Dataset entries

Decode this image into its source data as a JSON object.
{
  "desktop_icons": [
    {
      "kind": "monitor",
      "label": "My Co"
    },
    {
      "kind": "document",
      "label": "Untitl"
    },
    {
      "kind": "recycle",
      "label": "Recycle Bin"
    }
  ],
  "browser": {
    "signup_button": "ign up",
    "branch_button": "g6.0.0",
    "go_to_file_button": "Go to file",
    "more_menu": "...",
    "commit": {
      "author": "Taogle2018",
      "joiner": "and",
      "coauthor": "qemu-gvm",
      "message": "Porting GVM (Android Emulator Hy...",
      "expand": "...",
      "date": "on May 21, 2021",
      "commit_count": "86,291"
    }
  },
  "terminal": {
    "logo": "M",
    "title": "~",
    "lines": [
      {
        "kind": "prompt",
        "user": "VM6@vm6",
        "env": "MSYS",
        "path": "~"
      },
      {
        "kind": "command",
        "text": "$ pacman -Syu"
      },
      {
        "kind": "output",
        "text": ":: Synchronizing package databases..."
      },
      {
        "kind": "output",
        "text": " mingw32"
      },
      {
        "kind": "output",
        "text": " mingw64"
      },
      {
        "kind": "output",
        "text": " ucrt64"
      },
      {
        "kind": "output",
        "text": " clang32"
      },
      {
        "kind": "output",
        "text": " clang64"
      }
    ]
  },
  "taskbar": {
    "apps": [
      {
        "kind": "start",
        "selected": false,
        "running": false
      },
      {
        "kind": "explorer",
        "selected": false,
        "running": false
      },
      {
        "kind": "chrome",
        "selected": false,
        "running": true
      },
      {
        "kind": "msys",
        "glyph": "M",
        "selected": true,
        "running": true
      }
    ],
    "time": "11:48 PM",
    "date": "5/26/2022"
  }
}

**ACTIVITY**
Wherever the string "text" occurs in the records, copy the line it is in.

**WORKED SOLUTION**
        "text": "$ pacman -Syu"
        "text": ":: Synchronizing package databases..."
        "text": " mingw32"
        "text": " mingw64"
        "text": " ucrt64"
        "text": " clang32"
        "text": " clang64"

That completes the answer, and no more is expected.